Component data from apps and pages
--------------------

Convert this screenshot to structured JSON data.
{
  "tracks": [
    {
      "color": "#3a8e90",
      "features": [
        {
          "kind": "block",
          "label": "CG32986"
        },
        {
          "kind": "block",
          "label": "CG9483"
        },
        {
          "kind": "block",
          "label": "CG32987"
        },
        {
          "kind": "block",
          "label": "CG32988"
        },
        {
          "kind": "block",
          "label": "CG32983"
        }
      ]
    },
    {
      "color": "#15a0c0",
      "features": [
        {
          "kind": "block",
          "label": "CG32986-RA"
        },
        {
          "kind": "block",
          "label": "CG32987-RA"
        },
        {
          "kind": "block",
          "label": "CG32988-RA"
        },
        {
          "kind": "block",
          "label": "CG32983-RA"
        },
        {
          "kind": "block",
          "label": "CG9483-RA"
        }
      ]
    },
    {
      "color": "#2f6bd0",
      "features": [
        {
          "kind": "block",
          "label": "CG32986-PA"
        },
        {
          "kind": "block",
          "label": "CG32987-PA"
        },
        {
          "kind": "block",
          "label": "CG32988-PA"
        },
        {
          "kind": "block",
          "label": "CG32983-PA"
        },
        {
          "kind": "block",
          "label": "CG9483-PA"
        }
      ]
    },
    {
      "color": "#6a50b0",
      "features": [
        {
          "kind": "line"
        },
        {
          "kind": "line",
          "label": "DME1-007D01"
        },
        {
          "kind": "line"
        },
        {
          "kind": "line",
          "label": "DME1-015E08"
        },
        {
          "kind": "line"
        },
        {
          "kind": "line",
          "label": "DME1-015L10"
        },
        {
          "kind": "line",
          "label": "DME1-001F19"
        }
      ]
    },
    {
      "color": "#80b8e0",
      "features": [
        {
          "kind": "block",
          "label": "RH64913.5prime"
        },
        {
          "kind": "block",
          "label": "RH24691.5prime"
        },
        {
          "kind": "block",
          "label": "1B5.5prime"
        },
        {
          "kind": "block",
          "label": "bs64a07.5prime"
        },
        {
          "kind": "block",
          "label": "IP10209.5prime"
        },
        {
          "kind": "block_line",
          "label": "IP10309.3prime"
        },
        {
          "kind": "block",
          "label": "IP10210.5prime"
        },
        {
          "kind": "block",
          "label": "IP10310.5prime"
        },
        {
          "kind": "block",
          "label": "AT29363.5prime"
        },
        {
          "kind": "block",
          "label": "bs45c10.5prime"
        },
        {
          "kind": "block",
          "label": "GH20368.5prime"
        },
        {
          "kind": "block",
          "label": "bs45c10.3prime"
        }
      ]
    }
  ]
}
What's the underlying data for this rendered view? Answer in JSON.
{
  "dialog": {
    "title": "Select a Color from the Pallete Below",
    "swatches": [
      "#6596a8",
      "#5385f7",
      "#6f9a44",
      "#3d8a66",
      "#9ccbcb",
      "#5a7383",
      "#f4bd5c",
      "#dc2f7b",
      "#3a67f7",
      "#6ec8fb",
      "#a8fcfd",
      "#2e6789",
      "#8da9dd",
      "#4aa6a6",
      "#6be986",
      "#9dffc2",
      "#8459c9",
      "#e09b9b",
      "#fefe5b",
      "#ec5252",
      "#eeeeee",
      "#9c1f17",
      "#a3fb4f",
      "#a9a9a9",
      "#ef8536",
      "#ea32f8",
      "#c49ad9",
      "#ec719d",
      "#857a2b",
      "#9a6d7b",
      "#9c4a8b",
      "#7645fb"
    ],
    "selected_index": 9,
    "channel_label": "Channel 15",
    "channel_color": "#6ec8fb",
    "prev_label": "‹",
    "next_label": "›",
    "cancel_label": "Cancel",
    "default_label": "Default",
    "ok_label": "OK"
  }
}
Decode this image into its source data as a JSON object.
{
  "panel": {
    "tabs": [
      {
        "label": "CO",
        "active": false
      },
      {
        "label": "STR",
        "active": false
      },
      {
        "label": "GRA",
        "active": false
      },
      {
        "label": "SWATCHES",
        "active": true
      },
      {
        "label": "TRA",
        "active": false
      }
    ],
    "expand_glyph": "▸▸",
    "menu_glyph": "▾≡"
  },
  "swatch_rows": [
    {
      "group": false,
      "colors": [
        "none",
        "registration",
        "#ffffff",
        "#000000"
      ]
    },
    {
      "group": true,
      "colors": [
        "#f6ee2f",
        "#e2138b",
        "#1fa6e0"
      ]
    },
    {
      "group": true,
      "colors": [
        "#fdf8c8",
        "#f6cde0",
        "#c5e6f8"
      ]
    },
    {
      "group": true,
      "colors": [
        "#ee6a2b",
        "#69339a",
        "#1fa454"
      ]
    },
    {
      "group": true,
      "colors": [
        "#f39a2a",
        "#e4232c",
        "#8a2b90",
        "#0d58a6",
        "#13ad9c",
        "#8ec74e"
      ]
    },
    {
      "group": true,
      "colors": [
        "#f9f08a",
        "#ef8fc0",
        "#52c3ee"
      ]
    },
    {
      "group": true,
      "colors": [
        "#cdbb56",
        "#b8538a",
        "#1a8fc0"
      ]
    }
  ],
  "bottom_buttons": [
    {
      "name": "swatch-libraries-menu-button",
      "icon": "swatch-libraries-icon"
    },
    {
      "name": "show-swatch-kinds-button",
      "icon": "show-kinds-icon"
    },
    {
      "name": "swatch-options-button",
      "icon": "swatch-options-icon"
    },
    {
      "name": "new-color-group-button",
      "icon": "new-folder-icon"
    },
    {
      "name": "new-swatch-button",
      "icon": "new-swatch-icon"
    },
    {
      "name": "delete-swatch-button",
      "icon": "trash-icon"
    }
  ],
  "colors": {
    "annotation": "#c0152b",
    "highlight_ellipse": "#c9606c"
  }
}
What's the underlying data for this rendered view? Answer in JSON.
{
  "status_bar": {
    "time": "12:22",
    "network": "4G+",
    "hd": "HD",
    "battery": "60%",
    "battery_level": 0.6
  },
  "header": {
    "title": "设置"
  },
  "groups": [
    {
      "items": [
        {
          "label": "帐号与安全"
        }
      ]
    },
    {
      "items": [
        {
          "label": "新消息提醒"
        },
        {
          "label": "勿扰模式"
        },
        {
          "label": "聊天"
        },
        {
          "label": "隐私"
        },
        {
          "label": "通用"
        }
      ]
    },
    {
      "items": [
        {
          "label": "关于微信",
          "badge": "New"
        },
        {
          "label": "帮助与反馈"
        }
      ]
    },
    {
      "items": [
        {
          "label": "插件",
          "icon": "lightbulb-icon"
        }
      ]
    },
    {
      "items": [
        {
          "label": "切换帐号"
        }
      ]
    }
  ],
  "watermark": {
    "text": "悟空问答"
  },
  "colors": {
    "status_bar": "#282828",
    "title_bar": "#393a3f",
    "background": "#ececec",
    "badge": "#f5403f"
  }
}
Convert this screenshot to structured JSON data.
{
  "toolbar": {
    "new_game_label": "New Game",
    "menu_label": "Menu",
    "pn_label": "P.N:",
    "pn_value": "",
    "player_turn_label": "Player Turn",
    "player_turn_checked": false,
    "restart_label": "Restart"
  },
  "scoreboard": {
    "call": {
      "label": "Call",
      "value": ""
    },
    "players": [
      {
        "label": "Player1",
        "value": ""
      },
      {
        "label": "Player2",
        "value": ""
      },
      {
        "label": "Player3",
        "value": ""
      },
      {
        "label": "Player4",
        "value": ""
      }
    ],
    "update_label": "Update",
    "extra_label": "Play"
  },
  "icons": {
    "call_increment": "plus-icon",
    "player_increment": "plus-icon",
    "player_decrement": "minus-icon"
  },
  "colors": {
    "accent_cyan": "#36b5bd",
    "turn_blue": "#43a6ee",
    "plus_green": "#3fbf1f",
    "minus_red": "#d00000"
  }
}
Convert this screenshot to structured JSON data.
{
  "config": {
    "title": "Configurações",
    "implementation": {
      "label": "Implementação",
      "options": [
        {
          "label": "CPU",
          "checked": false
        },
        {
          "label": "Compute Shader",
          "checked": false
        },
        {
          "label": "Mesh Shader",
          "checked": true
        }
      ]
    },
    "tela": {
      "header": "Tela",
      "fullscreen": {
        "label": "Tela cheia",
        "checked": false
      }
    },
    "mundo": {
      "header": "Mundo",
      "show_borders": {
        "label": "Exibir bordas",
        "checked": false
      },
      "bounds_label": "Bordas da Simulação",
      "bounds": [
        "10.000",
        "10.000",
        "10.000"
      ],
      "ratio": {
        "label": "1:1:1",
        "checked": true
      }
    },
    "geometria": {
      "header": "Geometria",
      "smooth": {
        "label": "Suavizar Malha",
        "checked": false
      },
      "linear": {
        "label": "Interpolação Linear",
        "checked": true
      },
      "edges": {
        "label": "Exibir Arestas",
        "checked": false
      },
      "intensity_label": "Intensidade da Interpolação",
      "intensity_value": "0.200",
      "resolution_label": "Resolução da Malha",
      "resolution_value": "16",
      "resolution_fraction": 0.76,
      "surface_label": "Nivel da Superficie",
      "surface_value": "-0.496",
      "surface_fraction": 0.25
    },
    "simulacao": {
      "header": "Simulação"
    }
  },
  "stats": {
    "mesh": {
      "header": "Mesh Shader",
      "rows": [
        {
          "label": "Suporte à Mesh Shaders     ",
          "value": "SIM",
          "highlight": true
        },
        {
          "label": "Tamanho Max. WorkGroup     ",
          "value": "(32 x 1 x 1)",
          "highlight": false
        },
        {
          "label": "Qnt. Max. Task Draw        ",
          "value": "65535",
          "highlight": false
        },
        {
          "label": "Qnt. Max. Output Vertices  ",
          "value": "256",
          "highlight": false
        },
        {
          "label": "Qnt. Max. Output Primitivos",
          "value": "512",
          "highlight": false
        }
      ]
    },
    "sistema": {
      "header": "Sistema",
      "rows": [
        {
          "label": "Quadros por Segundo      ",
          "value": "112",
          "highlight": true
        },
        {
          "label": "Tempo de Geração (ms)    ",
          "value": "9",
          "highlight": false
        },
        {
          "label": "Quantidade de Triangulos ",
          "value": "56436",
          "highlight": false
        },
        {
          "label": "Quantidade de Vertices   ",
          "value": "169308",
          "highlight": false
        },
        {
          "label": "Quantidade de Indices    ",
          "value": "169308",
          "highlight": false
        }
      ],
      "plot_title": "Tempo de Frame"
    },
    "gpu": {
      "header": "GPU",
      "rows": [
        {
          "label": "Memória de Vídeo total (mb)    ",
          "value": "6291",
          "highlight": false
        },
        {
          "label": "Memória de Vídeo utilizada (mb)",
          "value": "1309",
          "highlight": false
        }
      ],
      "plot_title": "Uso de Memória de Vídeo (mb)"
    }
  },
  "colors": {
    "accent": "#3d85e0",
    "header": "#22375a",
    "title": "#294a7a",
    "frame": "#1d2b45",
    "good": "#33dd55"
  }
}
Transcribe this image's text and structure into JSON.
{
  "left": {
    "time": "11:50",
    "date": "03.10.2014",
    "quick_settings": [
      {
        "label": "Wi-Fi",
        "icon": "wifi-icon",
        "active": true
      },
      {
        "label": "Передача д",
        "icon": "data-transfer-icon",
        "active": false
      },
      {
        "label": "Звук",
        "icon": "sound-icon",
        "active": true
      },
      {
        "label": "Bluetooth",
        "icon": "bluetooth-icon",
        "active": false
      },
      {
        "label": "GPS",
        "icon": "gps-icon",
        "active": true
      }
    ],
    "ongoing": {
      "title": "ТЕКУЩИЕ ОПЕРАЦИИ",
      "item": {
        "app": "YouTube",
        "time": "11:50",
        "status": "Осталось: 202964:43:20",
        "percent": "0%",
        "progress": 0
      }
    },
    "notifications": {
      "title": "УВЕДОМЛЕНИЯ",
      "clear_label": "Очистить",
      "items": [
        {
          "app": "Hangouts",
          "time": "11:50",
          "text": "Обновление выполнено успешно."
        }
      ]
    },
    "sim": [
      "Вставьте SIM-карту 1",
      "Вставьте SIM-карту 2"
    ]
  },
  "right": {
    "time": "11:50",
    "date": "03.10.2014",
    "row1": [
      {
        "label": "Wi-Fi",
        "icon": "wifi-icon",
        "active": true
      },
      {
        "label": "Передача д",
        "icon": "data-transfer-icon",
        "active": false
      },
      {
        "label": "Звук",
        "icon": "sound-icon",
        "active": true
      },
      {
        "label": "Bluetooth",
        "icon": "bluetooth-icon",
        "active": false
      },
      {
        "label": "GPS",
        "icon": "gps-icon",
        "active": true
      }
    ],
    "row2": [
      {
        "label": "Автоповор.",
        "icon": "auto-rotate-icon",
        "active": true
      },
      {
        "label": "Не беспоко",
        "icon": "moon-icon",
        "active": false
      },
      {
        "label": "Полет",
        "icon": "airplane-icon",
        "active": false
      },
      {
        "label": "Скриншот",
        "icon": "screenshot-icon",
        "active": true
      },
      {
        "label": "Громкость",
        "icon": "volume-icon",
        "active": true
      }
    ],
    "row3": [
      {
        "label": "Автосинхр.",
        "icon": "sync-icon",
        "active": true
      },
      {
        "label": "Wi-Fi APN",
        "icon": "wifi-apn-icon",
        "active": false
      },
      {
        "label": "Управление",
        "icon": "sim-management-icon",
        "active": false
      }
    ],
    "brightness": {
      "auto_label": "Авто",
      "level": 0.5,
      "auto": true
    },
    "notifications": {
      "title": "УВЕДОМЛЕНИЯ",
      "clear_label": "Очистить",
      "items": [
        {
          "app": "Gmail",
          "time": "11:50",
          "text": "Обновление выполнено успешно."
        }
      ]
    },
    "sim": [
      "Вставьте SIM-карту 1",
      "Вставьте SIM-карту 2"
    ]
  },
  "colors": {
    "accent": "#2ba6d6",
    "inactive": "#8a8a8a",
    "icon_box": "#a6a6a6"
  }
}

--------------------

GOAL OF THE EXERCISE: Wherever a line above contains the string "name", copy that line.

SOLUTION:
      "name": "swatch-libraries-menu-button",
      "name": "show-swatch-kinds-button",
      "name": "swatch-options-button",
      "name": "new-color-group-button",
      "name": "new-swatch-button",
      "name": "delete-swatch-button",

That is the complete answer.